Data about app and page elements
========================================

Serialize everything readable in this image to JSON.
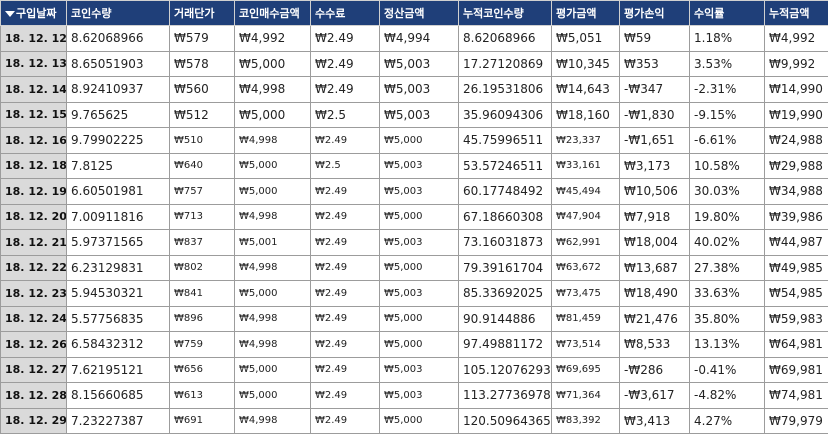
{
  "headers": {
    "date": "구입날짜",
    "coin_qty": "코인수량",
    "trade_price": "거래단가",
    "coin_buy_amount": "코인매수금액",
    "fee": "수수료",
    "settle_amount": "정산금액",
    "cum_coin_qty": "누적코인수량",
    "eval_amount": "평가금액",
    "eval_pl": "평가손익",
    "return_rate": "수익률",
    "cum_amount": "누적금액"
  },
  "rows": [
    {
      "date": "18. 12. 12.",
      "coin_qty": "8.62068966",
      "trade_price": "₩579",
      "coin_buy_amount": "₩4,992",
      "fee": "₩2.49",
      "settle_amount": "₩4,994",
      "cum_coin_qty": "8.62068966",
      "eval_amount": "₩5,051",
      "eval_pl": "₩59",
      "return_rate": "1.18%",
      "cum_amount": "₩4,992"
    },
    {
      "date": "18. 12. 13.",
      "coin_qty": "8.65051903",
      "trade_price": "₩578",
      "coin_buy_amount": "₩5,000",
      "fee": "₩2.49",
      "settle_amount": "₩5,003",
      "cum_coin_qty": "17.27120869",
      "eval_amount": "₩10,345",
      "eval_pl": "₩353",
      "return_rate": "3.53%",
      "cum_amount": "₩9,992"
    },
    {
      "date": "18. 12. 14.",
      "coin_qty": "8.92410937",
      "trade_price": "₩560",
      "coin_buy_amount": "₩4,998",
      "fee": "₩2.49",
      "settle_amount": "₩5,003",
      "cum_coin_qty": "26.19531806",
      "eval_amount": "₩14,643",
      "eval_pl": "-₩347",
      "return_rate": "-2.31%",
      "cum_amount": "₩14,990"
    },
    {
      "date": "18. 12. 15.",
      "coin_qty": "9.765625",
      "trade_price": "₩512",
      "coin_buy_amount": "₩5,000",
      "fee": "₩2.5",
      "settle_amount": "₩5,003",
      "cum_coin_qty": "35.96094306",
      "eval_amount": "₩18,160",
      "eval_pl": "-₩1,830",
      "return_rate": "-9.15%",
      "cum_amount": "₩19,990"
    },
    {
      "date": "18. 12. 16.",
      "coin_qty": "9.79902225",
      "trade_price": "₩510",
      "coin_buy_amount": "₩4,998",
      "fee": "₩2.49",
      "settle_amount": "₩5,000",
      "cum_coin_qty": "45.75996511",
      "eval_amount": "₩23,337",
      "eval_pl": "-₩1,651",
      "return_rate": "-6.61%",
      "cum_amount": "₩24,988"
    },
    {
      "date": "18. 12. 18.",
      "coin_qty": "7.8125",
      "trade_price": "₩640",
      "coin_buy_amount": "₩5,000",
      "fee": "₩2.5",
      "settle_amount": "₩5,003",
      "cum_coin_qty": "53.57246511",
      "eval_amount": "₩33,161",
      "eval_pl": "₩3,173",
      "return_rate": "10.58%",
      "cum_amount": "₩29,988"
    },
    {
      "date": "18. 12. 19.",
      "coin_qty": "6.60501981",
      "trade_price": "₩757",
      "coin_buy_amount": "₩5,000",
      "fee": "₩2.49",
      "settle_amount": "₩5,003",
      "cum_coin_qty": "60.17748492",
      "eval_amount": "₩45,494",
      "eval_pl": "₩10,506",
      "return_rate": "30.03%",
      "cum_amount": "₩34,988"
    },
    {
      "date": "18. 12. 20.",
      "coin_qty": "7.00911816",
      "trade_price": "₩713",
      "coin_buy_amount": "₩4,998",
      "fee": "₩2.49",
      "settle_amount": "₩5,000",
      "cum_coin_qty": "67.18660308",
      "eval_amount": "₩47,904",
      "eval_pl": "₩7,918",
      "return_rate": "19.80%",
      "cum_amount": "₩39,986"
    },
    {
      "date": "18. 12. 21.",
      "coin_qty": "5.97371565",
      "trade_price": "₩837",
      "coin_buy_amount": "₩5,001",
      "fee": "₩2.49",
      "settle_amount": "₩5,003",
      "cum_coin_qty": "73.16031873",
      "eval_amount": "₩62,991",
      "eval_pl": "₩18,004",
      "return_rate": "40.02%",
      "cum_amount": "₩44,987"
    },
    {
      "date": "18. 12. 22.",
      "coin_qty": "6.23129831",
      "trade_price": "₩802",
      "coin_buy_amount": "₩4,998",
      "fee": "₩2.49",
      "settle_amount": "₩5,000",
      "cum_coin_qty": "79.39161704",
      "eval_amount": "₩63,672",
      "eval_pl": "₩13,687",
      "return_rate": "27.38%",
      "cum_amount": "₩49,985"
    },
    {
      "date": "18. 12. 23.",
      "coin_qty": "5.94530321",
      "trade_price": "₩841",
      "coin_buy_amount": "₩5,000",
      "fee": "₩2.49",
      "settle_amount": "₩5,003",
      "cum_coin_qty": "85.33692025",
      "eval_amount": "₩73,475",
      "eval_pl": "₩18,490",
      "return_rate": "33.63%",
      "cum_amount": "₩54,985"
    },
    {
      "date": "18. 12. 24.",
      "coin_qty": "5.57756835",
      "trade_price": "₩896",
      "coin_buy_amount": "₩4,998",
      "fee": "₩2.49",
      "settle_amount": "₩5,000",
      "cum_coin_qty": "90.9144886",
      "eval_amount": "₩81,459",
      "eval_pl": "₩21,476",
      "return_rate": "35.80%",
      "cum_amount": "₩59,983"
    },
    {
      "date": "18. 12. 26.",
      "coin_qty": "6.58432312",
      "trade_price": "₩759",
      "coin_buy_amount": "₩4,998",
      "fee": "₩2.49",
      "settle_amount": "₩5,000",
      "cum_coin_qty": "97.49881172",
      "eval_amount": "₩73,514",
      "eval_pl": "₩8,533",
      "return_rate": "13.13%",
      "cum_amount": "₩64,981"
    },
    {
      "date": "18. 12. 27.",
      "coin_qty": "7.62195121",
      "trade_price": "₩656",
      "coin_buy_amount": "₩5,000",
      "fee": "₩2.49",
      "settle_amount": "₩5,003",
      "cum_coin_qty": "105.12076293",
      "eval_amount": "₩69,695",
      "eval_pl": "-₩286",
      "return_rate": "-0.41%",
      "cum_amount": "₩69,981"
    },
    {
      "date": "18. 12. 28.",
      "coin_qty": "8.15660685",
      "trade_price": "₩613",
      "coin_buy_amount": "₩5,000",
      "fee": "₩2.49",
      "settle_amount": "₩5,003",
      "cum_coin_qty": "113.27736978",
      "eval_amount": "₩71,364",
      "eval_pl": "-₩3,617",
      "return_rate": "-4.82%",
      "cum_amount": "₩74,981"
    },
    {
      "date": "18. 12. 29.",
      "coin_qty": "7.23227387",
      "trade_price": "₩691",
      "coin_buy_amount": "₩4,998",
      "fee": "₩2.49",
      "settle_amount": "₩5,000",
      "cum_coin_qty": "120.50964365",
      "eval_amount": "₩83,392",
      "eval_pl": "₩3,413",
      "return_rate": "4.27%",
      "cum_amount": "₩79,979"
    }
  ],
  "colors": {
    "header_bg": "#1f3f79",
    "header_text": "#ffffff",
    "date_bg": "#dadada",
    "grid": "#9c9c9c"
  },
  "icons": {
    "header_corner": "filter-dropdown-icon"
  }
}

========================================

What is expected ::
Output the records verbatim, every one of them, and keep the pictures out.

Task output ::
Serialize everything readable in this image to JSON.
{
  "headers": {
    "date": "구입날짜",
    "coin_qty": "코인수량",
    "trade_price": "거래단가",
    "coin_buy_amount": "코인매수금액",
    "fee": "수수료",
    "settle_amount": "정산금액",
    "cum_coin_qty": "누적코인수량",
    "eval_amount": "평가금액",
    "eval_pl": "평가손익",
    "return_rate": "수익률",
    "cum_amount": "누적금액"
  },
  "rows": [
    {
      "date": "18. 12. 12.",
      "coin_qty": "8.62068966",
      "trade_price": "₩579",
      "coin_buy_amount": "₩4,992",
      "fee": "₩2.49",
      "settle_amount": "₩4,994",
      "cum_coin_qty": "8.62068966",
      "eval_amount": "₩5,051",
      "eval_pl": "₩59",
      "return_rate": "1.18%",
      "cum_amount": "₩4,992"
    },
    {
      "date": "18. 12. 13.",
      "coin_qty": "8.65051903",
      "trade_price": "₩578",
      "coin_buy_amount": "₩5,000",
      "fee": "₩2.49",
      "settle_amount": "₩5,003",
      "cum_coin_qty": "17.27120869",
      "eval_amount": "₩10,345",
      "eval_pl": "₩353",
      "return_rate": "3.53%",
      "cum_amount": "₩9,992"
    },
    {
      "date": "18. 12. 14.",
      "coin_qty": "8.92410937",
      "trade_price": "₩560",
      "coin_buy_amount": "₩4,998",
      "fee": "₩2.49",
      "settle_amount": "₩5,003",
      "cum_coin_qty": "26.19531806",
      "eval_amount": "₩14,643",
      "eval_pl": "-₩347",
      "return_rate": "-2.31%",
      "cum_amount": "₩14,990"
    },
    {
      "date": "18. 12. 15.",
      "coin_qty": "9.765625",
      "trade_price": "₩512",
      "coin_buy_amount": "₩5,000",
      "fee": "₩2.5",
      "settle_amount": "₩5,003",
      "cum_coin_qty": "35.96094306",
      "eval_amount": "₩18,160",
      "eval_pl": "-₩1,830",
      "return_rate": "-9.15%",
      "cum_amount": "₩19,990"
    },
    {
      "date": "18. 12. 16.",
      "coin_qty": "9.79902225",
      "trade_price": "₩510",
      "coin_buy_amount": "₩4,998",
      "fee": "₩2.49",
      "settle_amount": "₩5,000",
      "cum_coin_qty": "45.75996511",
      "eval_amount": "₩23,337",
      "eval_pl": "-₩1,651",
      "return_rate": "-6.61%",
      "cum_amount": "₩24,988"
    },
    {
      "date": "18. 12. 18.",
      "coin_qty": "7.8125",
      "trade_price": "₩640",
      "coin_buy_amount": "₩5,000",
      "fee": "₩2.5",
      "settle_amount": "₩5,003",
      "cum_coin_qty": "53.57246511",
      "eval_amount": "₩33,161",
      "eval_pl": "₩3,173",
      "return_rate": "10.58%",
      "cum_amount": "₩29,988"
    },
    {
      "date": "18. 12. 19.",
      "coin_qty": "6.60501981",
      "trade_price": "₩757",
      "coin_buy_amount": "₩5,000",
      "fee": "₩2.49",
      "settle_amount": "₩5,003",
      "cum_coin_qty": "60.17748492",
      "eval_amount": "₩45,494",
      "eval_pl": "₩10,506",
      "return_rate": "30.03%",
      "cum_amount": "₩34,988"
    },
    {
      "date": "18. 12. 20.",
      "coin_qty": "7.00911816",
      "trade_price": "₩713",
      "coin_buy_amount": "₩4,998",
      "fee": "₩2.49",
      "settle_amount": "₩5,000",
      "cum_coin_qty": "67.18660308",
      "eval_amount": "₩47,904",
      "eval_pl": "₩7,918",
      "return_rate": "19.80%",
      "cum_amount": "₩39,986"
    },
    {
      "date": "18. 12. 21.",
      "coin_qty": "5.97371565",
      "trade_price": "₩837",
      "coin_buy_amount": "₩5,001",
      "fee": "₩2.49",
      "settle_amount": "₩5,003",
      "cum_coin_qty": "73.16031873",
      "eval_amount": "₩62,991",
      "eval_pl": "₩18,004",
      "return_rate": "40.02%",
      "cum_amount": "₩44,987"
    },
    {
      "date": "18. 12. 22.",
      "coin_qty": "6.23129831",
      "trade_price": "₩802",
      "coin_buy_amount": "₩4,998",
      "fee": "₩2.49",
      "settle_amount": "₩5,000",
      "cum_coin_qty": "79.39161704",
      "eval_amount": "₩63,672",
      "eval_pl": "₩13,687",
      "return_rate": "27.38%",
      "cum_amount": "₩49,985"
    },
    {
      "date": "18. 12. 23.",
      "coin_qty": "5.94530321",
      "trade_price": "₩841",
      "coin_buy_amount": "₩5,000",
      "fee": "₩2.49",
      "settle_amount": "₩5,003",
      "cum_coin_qty": "85.33692025",
      "eval_amount": "₩73,475",
      "eval_pl": "₩18,490",
      "return_rate": "33.63%",
      "cum_amount": "₩54,985"
    },
    {
      "date": "18. 12. 24.",
      "coin_qty": "5.57756835",
      "trade_price": "₩896",
      "coin_buy_amount": "₩4,998",
      "fee": "₩2.49",
      "settle_amount": "₩5,000",
      "cum_coin_qty": "90.9144886",
      "eval_amount": "₩81,459",
      "eval_pl": "₩21,476",
      "return_rate": "35.80%",
      "cum_amount": "₩59,983"
    },
    {
      "date": "18. 12. 26.",
      "coin_qty": "6.58432312",
      "trade_price": "₩759",
      "coin_buy_amount": "₩4,998",
      "fee": "₩2.49",
      "settle_amount": "₩5,000",
      "cum_coin_qty": "97.49881172",
      "eval_amount": "₩73,514",
      "eval_pl": "₩8,533",
      "return_rate": "13.13%",
      "cum_amount": "₩64,981"
    },
    {
      "date": "18. 12. 27.",
      "coin_qty": "7.62195121",
      "trade_price": "₩656",
      "coin_buy_amount": "₩5,000",
      "fee": "₩2.49",
      "settle_amount": "₩5,003",
      "cum_coin_qty": "105.12076293",
      "eval_amount": "₩69,695",
      "eval_pl": "-₩286",
      "return_rate": "-0.41%",
      "cum_amount": "₩69,981"
    },
    {
      "date": "18. 12. 28.",
      "coin_qty": "8.15660685",
      "trade_price": "₩613",
      "coin_buy_amount": "₩5,000",
      "fee": "₩2.49",
      "settle_amount": "₩5,003",
      "cum_coin_qty": "113.27736978",
      "eval_amount": "₩71,364",
      "eval_pl": "-₩3,617",
      "return_rate": "-4.82%",
      "cum_amount": "₩74,981"
    },
    {
      "date": "18. 12. 29.",
      "coin_qty": "7.23227387",
      "trade_price": "₩691",
      "coin_buy_amount": "₩4,998",
      "fee": "₩2.49",
      "settle_amount": "₩5,000",
      "cum_coin_qty": "120.50964365",
      "eval_amount": "₩83,392",
      "eval_pl": "₩3,413",
      "return_rate": "4.27%",
      "cum_amount": "₩79,979"
    }
  ],
  "colors": {
    "header_bg": "#1f3f79",
    "header_text": "#ffffff",
    "date_bg": "#dadada",
    "grid": "#9c9c9c"
  },
  "icons": {
    "header_corner": "filter-dropdown-icon"
  }
}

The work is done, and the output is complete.